If you read my blog in the fall of last year, you may remember when I wrote about The Creative Career, a podcast by Allie Osmar. If not, let me fill you in: Osmar generally writes about the changes involved in the transition from being a student to being a professional in the communications world. She also gives tips on how to prepare for that professional world of communication arts, one that is changing every day. She accomplishes both of these things by interviewing successful professionals in the communications field and by posting podcasts online of her interviews.
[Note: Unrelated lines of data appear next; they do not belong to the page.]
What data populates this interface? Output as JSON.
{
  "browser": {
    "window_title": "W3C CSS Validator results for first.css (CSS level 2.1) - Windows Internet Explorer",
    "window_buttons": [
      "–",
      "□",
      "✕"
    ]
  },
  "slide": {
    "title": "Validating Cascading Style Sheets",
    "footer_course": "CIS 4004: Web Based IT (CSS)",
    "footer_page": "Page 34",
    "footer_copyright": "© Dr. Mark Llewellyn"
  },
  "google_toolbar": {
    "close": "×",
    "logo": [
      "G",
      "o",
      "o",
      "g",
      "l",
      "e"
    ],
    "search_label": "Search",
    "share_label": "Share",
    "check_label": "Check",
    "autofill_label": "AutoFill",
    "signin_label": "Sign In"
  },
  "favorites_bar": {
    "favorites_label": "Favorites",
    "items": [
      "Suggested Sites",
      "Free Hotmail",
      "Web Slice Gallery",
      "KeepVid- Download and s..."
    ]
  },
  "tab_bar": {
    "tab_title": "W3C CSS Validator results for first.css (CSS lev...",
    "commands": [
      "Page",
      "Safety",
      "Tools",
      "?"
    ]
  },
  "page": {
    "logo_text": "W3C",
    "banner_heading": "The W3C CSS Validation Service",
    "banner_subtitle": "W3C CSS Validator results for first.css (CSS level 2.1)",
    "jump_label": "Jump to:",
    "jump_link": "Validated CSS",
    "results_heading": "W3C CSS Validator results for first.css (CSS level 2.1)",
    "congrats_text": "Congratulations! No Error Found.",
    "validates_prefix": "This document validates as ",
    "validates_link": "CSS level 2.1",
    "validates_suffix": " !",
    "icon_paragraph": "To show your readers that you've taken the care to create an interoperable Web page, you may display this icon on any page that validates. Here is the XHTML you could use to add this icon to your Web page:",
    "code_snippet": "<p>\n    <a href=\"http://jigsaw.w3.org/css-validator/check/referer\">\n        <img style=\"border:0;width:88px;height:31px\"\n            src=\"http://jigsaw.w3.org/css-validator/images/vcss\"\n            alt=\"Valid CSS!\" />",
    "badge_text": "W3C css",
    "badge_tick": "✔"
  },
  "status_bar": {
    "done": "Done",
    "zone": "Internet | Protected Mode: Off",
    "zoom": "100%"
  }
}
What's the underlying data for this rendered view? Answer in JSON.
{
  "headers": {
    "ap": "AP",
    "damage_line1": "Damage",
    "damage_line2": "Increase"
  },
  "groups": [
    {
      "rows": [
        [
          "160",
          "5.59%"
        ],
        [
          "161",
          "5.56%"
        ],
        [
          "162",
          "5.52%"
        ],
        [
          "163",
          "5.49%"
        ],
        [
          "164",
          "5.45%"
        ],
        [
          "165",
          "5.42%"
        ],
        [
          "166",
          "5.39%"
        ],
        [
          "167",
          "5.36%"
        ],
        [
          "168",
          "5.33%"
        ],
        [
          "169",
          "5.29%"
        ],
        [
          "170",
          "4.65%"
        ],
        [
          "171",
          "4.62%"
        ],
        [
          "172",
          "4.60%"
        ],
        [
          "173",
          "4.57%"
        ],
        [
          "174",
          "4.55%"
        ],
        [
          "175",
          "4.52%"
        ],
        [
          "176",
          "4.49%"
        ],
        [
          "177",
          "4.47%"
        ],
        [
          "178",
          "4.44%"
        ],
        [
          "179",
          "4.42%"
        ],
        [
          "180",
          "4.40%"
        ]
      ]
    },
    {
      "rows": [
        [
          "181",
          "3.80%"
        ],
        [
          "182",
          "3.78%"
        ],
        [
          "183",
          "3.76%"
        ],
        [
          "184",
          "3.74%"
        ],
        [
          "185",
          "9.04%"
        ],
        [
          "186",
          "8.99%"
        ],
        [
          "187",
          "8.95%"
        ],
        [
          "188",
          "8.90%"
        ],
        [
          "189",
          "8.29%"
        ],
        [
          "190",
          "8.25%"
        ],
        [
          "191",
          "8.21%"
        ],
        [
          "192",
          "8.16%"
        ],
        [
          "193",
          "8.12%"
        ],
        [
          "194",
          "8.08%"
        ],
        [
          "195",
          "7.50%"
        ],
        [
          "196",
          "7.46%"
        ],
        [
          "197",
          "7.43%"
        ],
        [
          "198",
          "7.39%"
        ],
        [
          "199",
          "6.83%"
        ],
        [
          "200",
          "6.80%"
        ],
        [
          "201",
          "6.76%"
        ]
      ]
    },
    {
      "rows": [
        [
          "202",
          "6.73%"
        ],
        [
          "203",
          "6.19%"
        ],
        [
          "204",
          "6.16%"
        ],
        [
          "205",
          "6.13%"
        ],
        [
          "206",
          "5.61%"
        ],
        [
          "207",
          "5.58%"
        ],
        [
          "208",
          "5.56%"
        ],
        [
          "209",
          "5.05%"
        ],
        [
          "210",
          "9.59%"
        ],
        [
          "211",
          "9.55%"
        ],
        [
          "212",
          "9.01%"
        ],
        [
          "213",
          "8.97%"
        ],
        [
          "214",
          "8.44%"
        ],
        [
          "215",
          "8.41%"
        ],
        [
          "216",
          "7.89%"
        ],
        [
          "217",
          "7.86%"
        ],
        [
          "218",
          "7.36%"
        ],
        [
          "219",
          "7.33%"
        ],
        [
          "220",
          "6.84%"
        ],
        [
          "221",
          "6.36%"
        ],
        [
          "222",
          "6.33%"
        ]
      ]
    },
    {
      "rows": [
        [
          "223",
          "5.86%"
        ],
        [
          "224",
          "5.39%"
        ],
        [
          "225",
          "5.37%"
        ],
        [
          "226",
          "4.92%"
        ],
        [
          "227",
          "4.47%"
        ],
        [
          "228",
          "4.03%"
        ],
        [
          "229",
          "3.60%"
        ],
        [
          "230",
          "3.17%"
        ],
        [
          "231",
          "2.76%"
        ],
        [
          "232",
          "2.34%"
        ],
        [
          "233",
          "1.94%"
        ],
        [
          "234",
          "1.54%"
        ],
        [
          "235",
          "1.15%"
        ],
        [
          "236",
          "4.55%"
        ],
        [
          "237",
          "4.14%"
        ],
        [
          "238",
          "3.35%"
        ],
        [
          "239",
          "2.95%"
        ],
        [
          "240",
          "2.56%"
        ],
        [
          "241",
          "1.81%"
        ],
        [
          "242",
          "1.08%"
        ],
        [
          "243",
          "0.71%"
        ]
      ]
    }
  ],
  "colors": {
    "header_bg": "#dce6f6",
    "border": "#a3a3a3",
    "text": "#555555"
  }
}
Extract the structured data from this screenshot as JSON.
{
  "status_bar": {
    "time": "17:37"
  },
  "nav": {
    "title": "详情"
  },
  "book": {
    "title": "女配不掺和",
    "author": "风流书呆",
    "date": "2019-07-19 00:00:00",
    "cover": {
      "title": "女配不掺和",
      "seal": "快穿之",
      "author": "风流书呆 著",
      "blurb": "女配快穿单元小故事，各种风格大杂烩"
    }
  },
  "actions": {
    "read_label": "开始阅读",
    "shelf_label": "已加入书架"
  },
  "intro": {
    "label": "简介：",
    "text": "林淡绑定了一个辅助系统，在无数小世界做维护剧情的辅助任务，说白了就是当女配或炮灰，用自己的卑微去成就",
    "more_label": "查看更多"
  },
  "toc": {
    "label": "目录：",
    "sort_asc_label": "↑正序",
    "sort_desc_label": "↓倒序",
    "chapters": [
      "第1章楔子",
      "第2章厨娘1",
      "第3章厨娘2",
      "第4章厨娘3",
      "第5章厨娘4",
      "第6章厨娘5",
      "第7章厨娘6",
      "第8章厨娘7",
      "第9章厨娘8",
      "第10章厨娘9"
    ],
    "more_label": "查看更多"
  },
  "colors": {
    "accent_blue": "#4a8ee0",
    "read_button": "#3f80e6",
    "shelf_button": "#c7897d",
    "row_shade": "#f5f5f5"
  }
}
This week I listened to a few of her podcasts and the one that I enjoyed the most has to be her interview with Elizabeth Wargele, co-author of “The Career Within You: How to Find the Perfect Job For Your Personality.” In the book she, “discusses the nine personality types based on differing personal motivations—and how discovering your own personality type can help you find the career that’s right for you (or work with others in the career you already have).” In the interview, Wargele encourages high school and college students to read the book to help “get to know [themselves] and find [their] true selves.” She discusses three of the nine personality types–the perfectionist, the helper, the romantic, the adventurer or the observer. The personality types are determined by the motivation of the person. Are you moralistic (perfectionist), eager to help (helper), artistic, an explorer (adventurer) or do you like to watch and learn (observer)? She encourages recent grads to “stay with [yourself] and don’t let someone sway you to do something you don’t want to do.”
After listening to PR and communications oriented podcasts, I have to say that I think they are an incredibly valuable resource for PR students. Obviously, any interviews with successful business people, communications people or PR professionals will help students by giving them a picture of success and how to get there. Also, it’s a unique opportunity to be able to actually listen to an interview, as opposed to reading an article in which a journalist may have changed around an interview or put a different spin on the professional’s words. I see podcasts as another way to learn, which students can never get enough of.